• PROBLEM TO SOLVE:
Only the pictures are to be dropped; return all other data below exactly.

• RECORDS TO USE:
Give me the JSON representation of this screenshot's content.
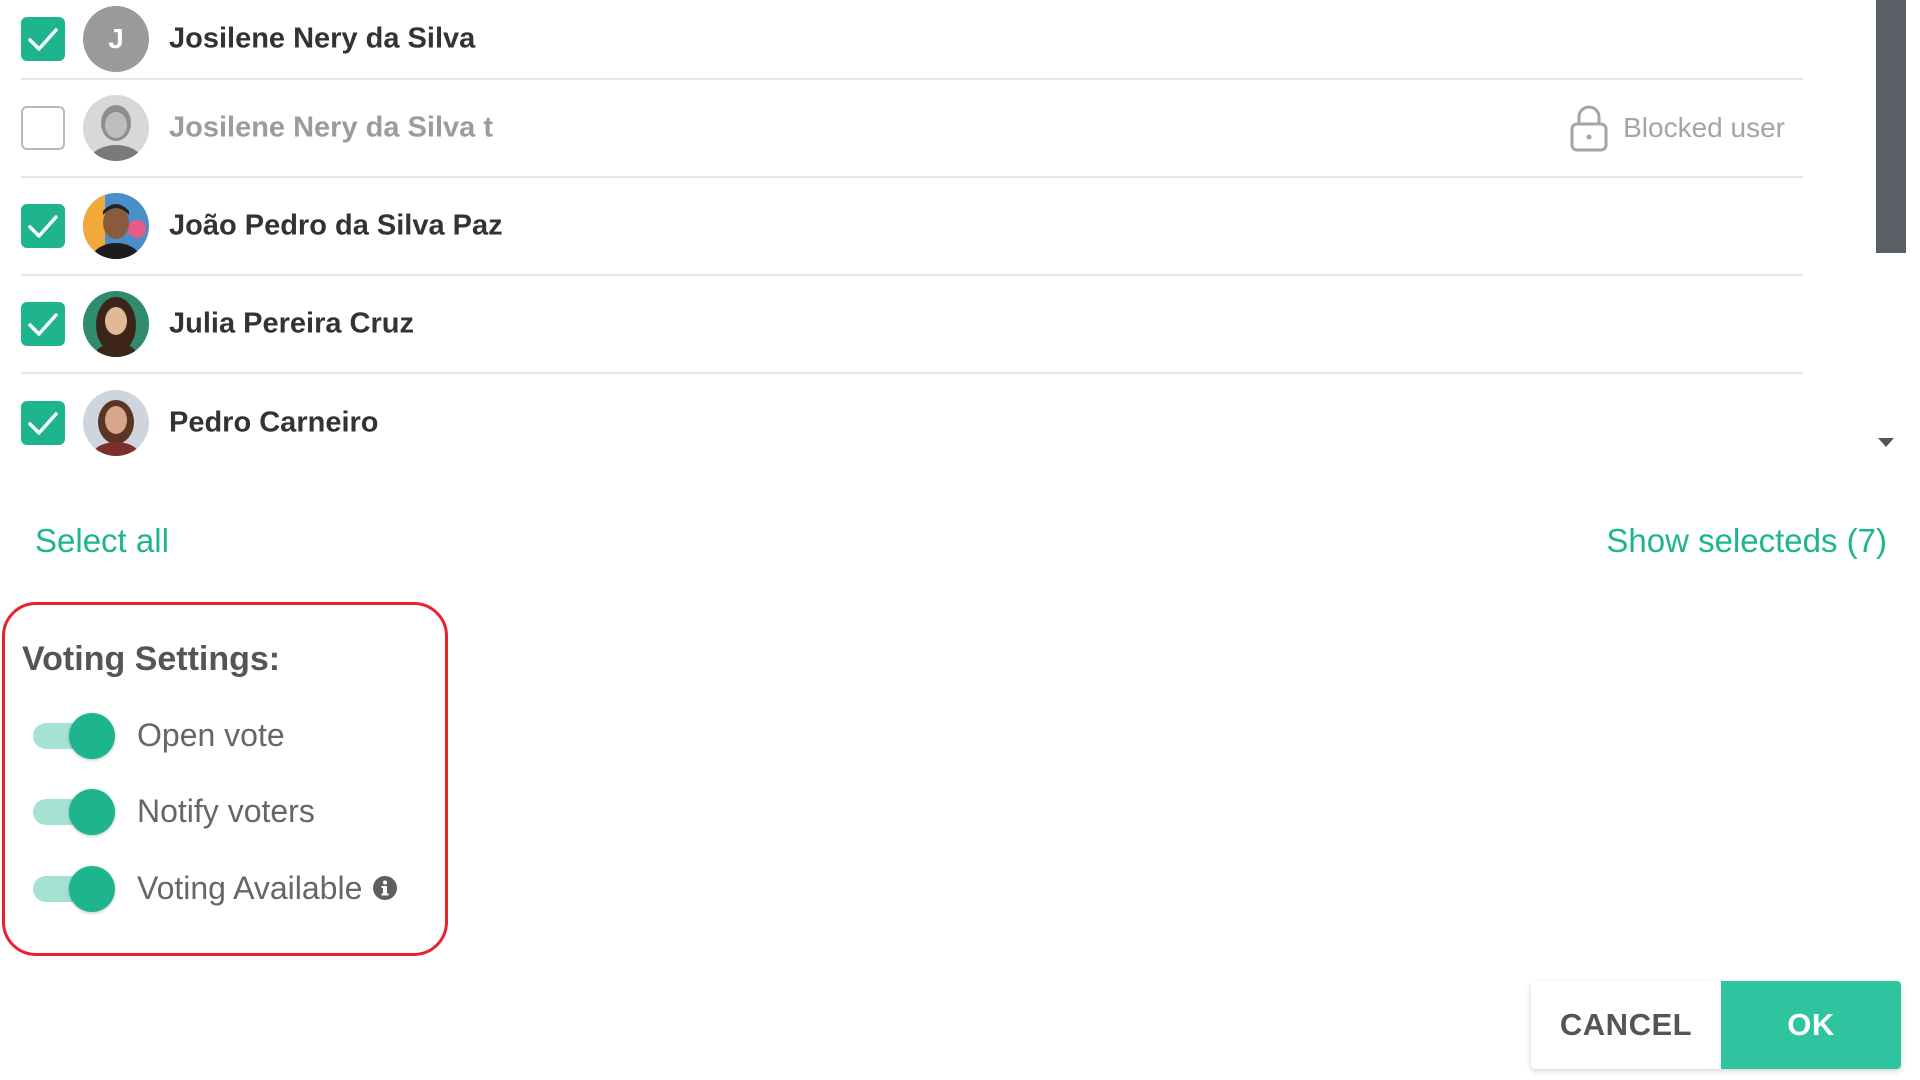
{
  "users": [
    {
      "name": "Josilene Nery da Silva",
      "checked": true,
      "blocked": false,
      "avatar_initial": "J",
      "avatar_type": "letter"
    },
    {
      "name": "Josilene Nery da Silva t",
      "checked": false,
      "blocked": true,
      "avatar_type": "photo-gray"
    },
    {
      "name": "João Pedro da Silva Paz",
      "checked": true,
      "blocked": false,
      "avatar_type": "photo"
    },
    {
      "name": "Julia Pereira Cruz",
      "checked": true,
      "blocked": false,
      "avatar_type": "photo"
    },
    {
      "name": "Pedro Carneiro",
      "checked": true,
      "blocked": false,
      "avatar_type": "photo"
    }
  ],
  "blocked_label": "Blocked user",
  "select_all_label": "Select all",
  "show_selected_label": "Show selecteds (7)",
  "voting_settings": {
    "title": "Voting Settings:",
    "options": [
      {
        "label": "Open vote",
        "enabled": true
      },
      {
        "label": "Notify voters",
        "enabled": true
      },
      {
        "label": "Voting Available",
        "enabled": true,
        "info_icon": "info-icon"
      }
    ]
  },
  "buttons": {
    "cancel": "CANCEL",
    "ok": "OK"
  },
  "colors": {
    "accent": "#1eb58e",
    "highlight_border": "#e8232d",
    "scrollbar": "#5b5f66"
  }
}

• ANSWER FOR THE TASK:
Give me the JSON representation of this screenshot's content.
{
  "users": [
    {
      "name": "Josilene Nery da Silva",
      "checked": true,
      "blocked": false,
      "avatar_initial": "J",
      "avatar_type": "letter"
    },
    {
      "name": "Josilene Nery da Silva t",
      "checked": false,
      "blocked": true,
      "avatar_type": "photo-gray"
    },
    {
      "name": "João Pedro da Silva Paz",
      "checked": true,
      "blocked": false,
      "avatar_type": "photo"
    },
    {
      "name": "Julia Pereira Cruz",
      "checked": true,
      "blocked": false,
      "avatar_type": "photo"
    },
    {
      "name": "Pedro Carneiro",
      "checked": true,
      "blocked": false,
      "avatar_type": "photo"
    }
  ],
  "blocked_label": "Blocked user",
  "select_all_label": "Select all",
  "show_selected_label": "Show selecteds (7)",
  "voting_settings": {
    "title": "Voting Settings:",
    "options": [
      {
        "label": "Open vote",
        "enabled": true
      },
      {
        "label": "Notify voters",
        "enabled": true
      },
      {
        "label": "Voting Available",
        "enabled": true,
        "info_icon": "info-icon"
      }
    ]
  },
  "buttons": {
    "cancel": "CANCEL",
    "ok": "OK"
  },
  "colors": {
    "accent": "#1eb58e",
    "highlight_border": "#e8232d",
    "scrollbar": "#5b5f66"
  }
}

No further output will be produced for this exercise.